Note: This reflection refers to Michael Pollan's book, "In Defense of Food," his lecture at UW-Madison as part of a campus wide program to called "Go Big Read."
I have to admit that I was a little afraid of reading Michael Pollan's book. First of all, I hate reading about food, because it makes me hungry or ill, depending on what state my stomach is in. As a college student, it makes me guilty, because I allow Rheta's to choose what is in my food, providing me only with an ingredient list and calorie count, as opposed to any kind of real notion as to where the food comes from. This is not different from the way I ate at home: I blindly ate what my mom made me because she was a doctor and she knew what was best for me. And apart from this whole inner food battle I've been fighting, I'm also cautious of journalists who marshal facts to say what they need them to say, and apply their own analysis that could be considerably unsound. Needless to say, I was feeling a little defensive about reading In Defense of Food.
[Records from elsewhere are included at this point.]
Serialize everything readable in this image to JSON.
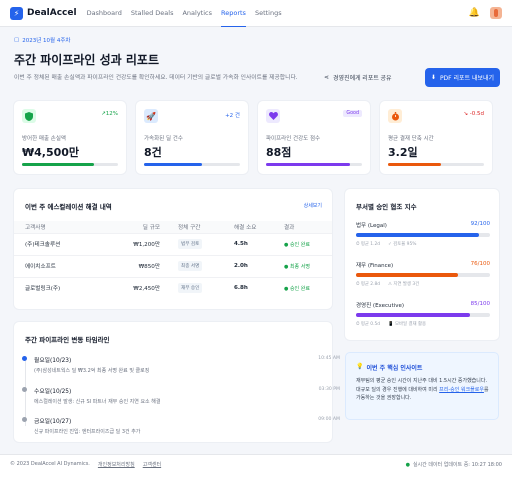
{
  "app": {
    "name": "DealAccel"
  },
  "nav": [
    "Dashboard",
    "Stalled Deals",
    "Analytics",
    "Reports",
    "Settings"
  ],
  "header": {
    "date": "2023년 10월 4주차",
    "title": "주간 파이프라인 성과 리포트",
    "desc": "이번 주 정체된 매출 손실액과 파이프라인 건강도를 확인하세요. 데이터 기반의 글로벌 가속화 인사이트를 제공합니다.",
    "share": "경영진에게 리포트 공유",
    "export": "PDF 리포트 내보내기"
  },
  "kpis": [
    {
      "label": "방어한 매출 손실액",
      "value": "₩4,500만",
      "delta": "↗12%",
      "color": "#16a34a",
      "icon_bg": "#dcfce7",
      "icon": "shield-icon",
      "progress": 0.75
    },
    {
      "label": "가속화된 딜 건수",
      "value": "8건",
      "delta": "+2 건",
      "color": "#2563eb",
      "icon_bg": "#dbeafe",
      "icon": "rocket-icon",
      "progress": 0.6
    },
    {
      "label": "파이프라인 건강도 점수",
      "value": "88점",
      "delta": "Good",
      "color": "#7c3aed",
      "icon_bg": "#ede9fe",
      "icon": "heart-icon",
      "progress": 0.88
    },
    {
      "label": "평균 결재 단축 시간",
      "value": "3.2일",
      "delta": "↘ -0.5d",
      "color": "#ea580c",
      "icon_bg": "#ffedd5",
      "icon": "stopwatch-icon",
      "progress": 0.55
    }
  ],
  "escalation": {
    "title": "이번 주 에스컬레이션 해결 내역",
    "link": "상세보기",
    "columns": [
      "고객사명",
      "딜 규모",
      "정체 구간",
      "해결 소요",
      "결과"
    ],
    "rows": [
      {
        "name": "(주)테크솔루션",
        "amount": "₩1,200만",
        "stage": "법무 검토",
        "time": "4.5h",
        "result": "승인 완료"
      },
      {
        "name": "에이치소프트",
        "amount": "₩850만",
        "stage": "최종 서명",
        "time": "2.0h",
        "result": "최종 서명"
      },
      {
        "name": "글로벌링크(주)",
        "amount": "₩2,450만",
        "stage": "재무 승인",
        "time": "6.8h",
        "result": "승인 완료"
      }
    ]
  },
  "timeline": {
    "title": "주간 파이프라인 변동 타임라인",
    "items": [
      {
        "title": "월요일(10/23)",
        "desc": "(주)삼성네트웍스 딜 ₩3.2억 최종 서명 완료 및 클로징",
        "time": "10:45 AM",
        "color": "#2563eb"
      },
      {
        "title": "수요일(10/25)",
        "desc": "에스컬레이션 발생: 신규 SI 파트너 재무 승인 지연 요소 해결",
        "time": "03:30 PM",
        "color": "#9ca3af"
      },
      {
        "title": "금요일(10/27)",
        "desc": "신규 파이프라인 진입: 엔터프라이즈급 딜 3건 추가",
        "time": "09:00 AM",
        "color": "#9ca3af"
      }
    ]
  },
  "departments": {
    "title": "부서별 승인 협조 지수",
    "items": [
      {
        "name": "법무 (Legal)",
        "score": "92/100",
        "progress": 0.92,
        "color": "#2563eb",
        "meta": [
          "평균 1.2d",
          "검토율 95%"
        ]
      },
      {
        "name": "재무 (Finance)",
        "score": "76/100",
        "progress": 0.76,
        "color": "#ea580c",
        "meta": [
          "평균 2.8d",
          "지연 발생 3건"
        ]
      },
      {
        "name": "경영진 (Executive)",
        "score": "85/100",
        "progress": 0.85,
        "color": "#7c3aed",
        "meta": [
          "평균 0.5d",
          "모바일 결재 활용"
        ]
      }
    ]
  },
  "insight": {
    "title": "이번 주 핵심 인사이트",
    "body_a": "재무팀의 평균 승인 시간이 지난주 대비 1.5시간 증가했습니다. 대규모 딜의 경우 진행에 대비하여 미리 ",
    "body_link": "프리-승인 워크플로우",
    "body_b": "를 가동하는 것을 권장합니다."
  },
  "footer": {
    "copyright": "© 2023 DealAccel AI Dynamics.",
    "links": [
      "개인정보처리방침",
      "고객센터"
    ],
    "status": "실시간 데이터 업데이트 중: 10:27 18:00"
  }
}
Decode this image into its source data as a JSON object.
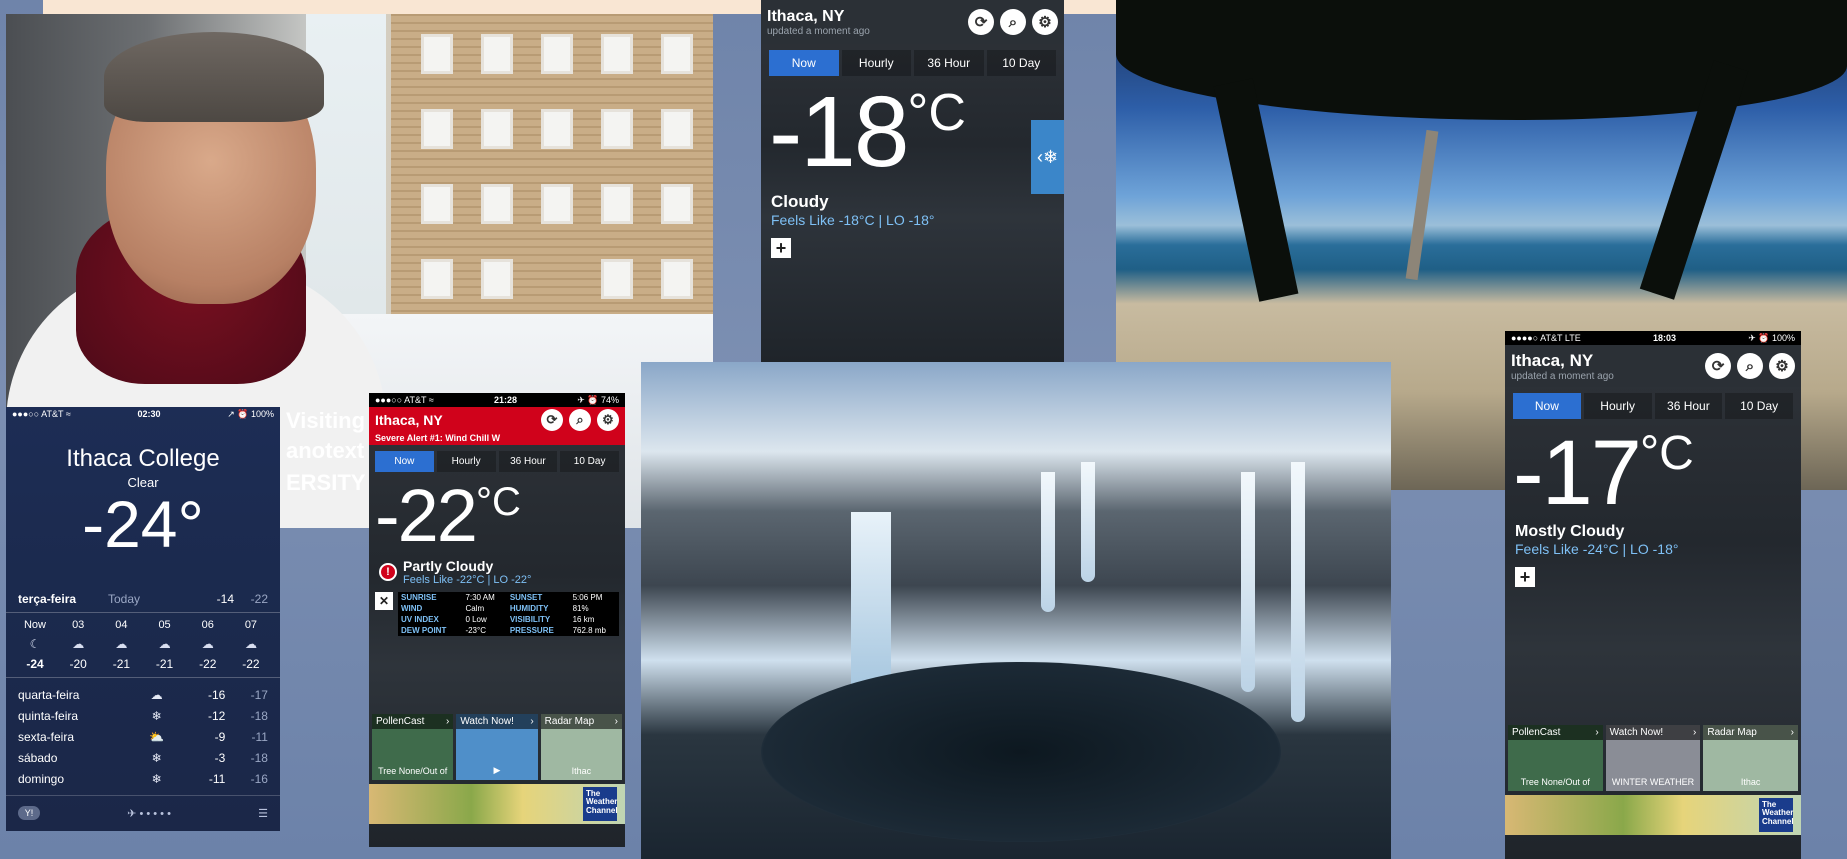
{
  "overlay_text": {
    "line1": "Visiting",
    "line2": "anotext",
    "line3": "ERSITY"
  },
  "ios_weather": {
    "status": {
      "carrier": "●●●○○ AT&T ≈",
      "time": "02:30",
      "battery": "↗ ⏰ 100%"
    },
    "city": "Ithaca College",
    "condition": "Clear",
    "temp": "-24°",
    "today": {
      "day": "terça-feira",
      "label": "Today",
      "hi": "-14",
      "lo": "-22"
    },
    "hours": [
      "Now",
      "03",
      "04",
      "05",
      "06",
      "07"
    ],
    "hour_icons": [
      "☾",
      "☁",
      "☁",
      "☁",
      "☁",
      "☁"
    ],
    "hour_temps": [
      "-24",
      "-20",
      "-21",
      "-21",
      "-22",
      "-22"
    ],
    "days": [
      {
        "name": "quarta-feira",
        "icon": "☁",
        "hi": "-16",
        "lo": "-17"
      },
      {
        "name": "quinta-feira",
        "icon": "❄",
        "hi": "-12",
        "lo": "-18"
      },
      {
        "name": "sexta-feira",
        "icon": "⛅",
        "hi": "-9",
        "lo": "-11"
      },
      {
        "name": "sábado",
        "icon": "❄",
        "hi": "-3",
        "lo": "-18"
      },
      {
        "name": "domingo",
        "icon": "❄",
        "hi": "-11",
        "lo": "-16"
      }
    ],
    "footer": {
      "brand": "Y!",
      "dots": "✈ • • • • •",
      "list": "☰"
    }
  },
  "twc_alert": {
    "status": {
      "carrier": "●●●○○ AT&T ≈",
      "time": "21:28",
      "battery": "✈ ⏰ 74%"
    },
    "city": "Ithaca, NY",
    "alert": "Severe Alert #1: Wind Chill W",
    "tabs": [
      "Now",
      "Hourly",
      "36 Hour",
      "10 Day"
    ],
    "temp": "-22",
    "unit": "°C",
    "condition": "Partly Cloudy",
    "feels": "Feels Like -22°C |  LO -22°",
    "details": [
      [
        "SUNRISE",
        "7:30 AM",
        "SUNSET",
        "5:06 PM"
      ],
      [
        "WIND",
        "Calm",
        "HUMIDITY",
        "81%"
      ],
      [
        "UV INDEX",
        "0 Low",
        "VISIBILITY",
        "16 km"
      ],
      [
        "DEW POINT",
        "-23°C",
        "PRESSURE",
        "762.8 mb"
      ]
    ],
    "tiles": [
      {
        "title": "PollenCast",
        "sub": "Tree\nNone/Out of"
      },
      {
        "title": "Watch Now!",
        "sub": ""
      },
      {
        "title": "Radar Map",
        "sub": "Ithac"
      }
    ],
    "ad_brand": "The Weather Channel"
  },
  "twc_top": {
    "city": "Ithaca, NY",
    "updated": "updated a moment ago",
    "tabs": [
      "Now",
      "Hourly",
      "36 Hour",
      "10 Day"
    ],
    "temp": "-18",
    "unit": "°C",
    "condition": "Cloudy",
    "feels": "Feels Like -18°C |  LO -18°"
  },
  "twc_right": {
    "status": {
      "carrier": "●●●●○ AT&T  LTE",
      "time": "18:03",
      "battery": "✈ ⏰ 100%"
    },
    "city": "Ithaca, NY",
    "updated": "updated a moment ago",
    "tabs": [
      "Now",
      "Hourly",
      "36 Hour",
      "10 Day"
    ],
    "temp": "-17",
    "unit": "°C",
    "condition": "Mostly Cloudy",
    "feels": "Feels Like -24°C |  LO -18°",
    "tiles": [
      {
        "title": "PollenCast",
        "sub": "Tree\nNone/Out of"
      },
      {
        "title": "Watch Now!",
        "sub": "WINTER WEATHER"
      },
      {
        "title": "Radar Map",
        "sub": "Ithac"
      }
    ],
    "ad_brand": "The Weather Channel"
  },
  "colors": {
    "accent": "#2c6fd1",
    "alert": "#d0021b",
    "feels": "#7ec0f5",
    "slide_bg": "#7c8fb2"
  },
  "icons": {
    "refresh": "refresh-icon",
    "search": "search-icon",
    "settings": "gear-icon",
    "add": "plus-icon"
  }
}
I continued to be defensive; I read the book (grudgingly) because I got the book for free—how cool is that?—and because I wanted to have knowledge about the book before the lecture. In spite of the multiple grains of salt that I took while reading the book, I actually found myself enjoying the book and more or less agreeing with Pollan's ideas in his lecture. It startled me that the government could respond to lobbying from companies and fundamentally change the way our food is labeled and thus consumed. It alarmed me that the 100 calorie packs that I thought were a godsend, probably prompted me to eat more instead of less.
During the lecture, I found myself warming up to Pollan's way of addressing the matter. Bill Cronon was right; Michael Pollan was actually funny. I'm not sure what I was expecting; I'm actually really bad at foreseeing what long-coming events are like. I picture them in a different room, with different-looking people, and not in terms of ideas and reality.
Some moments were funny: Michael Pollan addressed the bitter irony of how low-fat food made America fat. Some moments were bursting with relativity: haven't we all scape-goated one food and eaten too much of everything else? Some moments were tender: Pollan felt the need to address our hearts, not just our bodies and our mouths, when he said that we should keep food in the community.
I liked that he spoke to us as Wisconsinites, and not as people of the world or of a broad American background. People surrounded me, filling half the Kohl Center. Maybe it's just me, but watching lectures, and seeing other people watch lectures touches my heart. I feel that for the moment that we are together watching someone else speak, we are one and united. I know that everyone in the room was engaged by what he had to say, and in this way, we all agreed.
As to the choice of book, I feel that this book was chosen because of the universality of the topic. Food is important to everyone; not only the young, not only the old, not just people with certain political affiliations, people who are Chinese, people of any religion and any class. Pollan's feelings about how food should be eaten dictate common sense reasoning about foods, nothing more or nothing less, mixed in with some commentary. In that way, I feel that it's a good idea to follow his food advice. However, whether or not you agree with Pollan's ideals, it is much more difficult to implement such a change, without taking careful steps. This is no reason to stop trying.
Me? Maybe I need to take more personal responsibility for my food intake: I am choosing to make a greater effort toward making my own food, and knowing where the food I eat comes from. This might be a little bit because I'm running out of money in my food account. But it is important to note that I am not making this change because of Michael Pollan, but because I feel I need to make it. (I'm pretty sure dorm food gives you acne and makes you eat more.) Nevertheless, Michael Pollan may have offended me into actually doing something about these worries.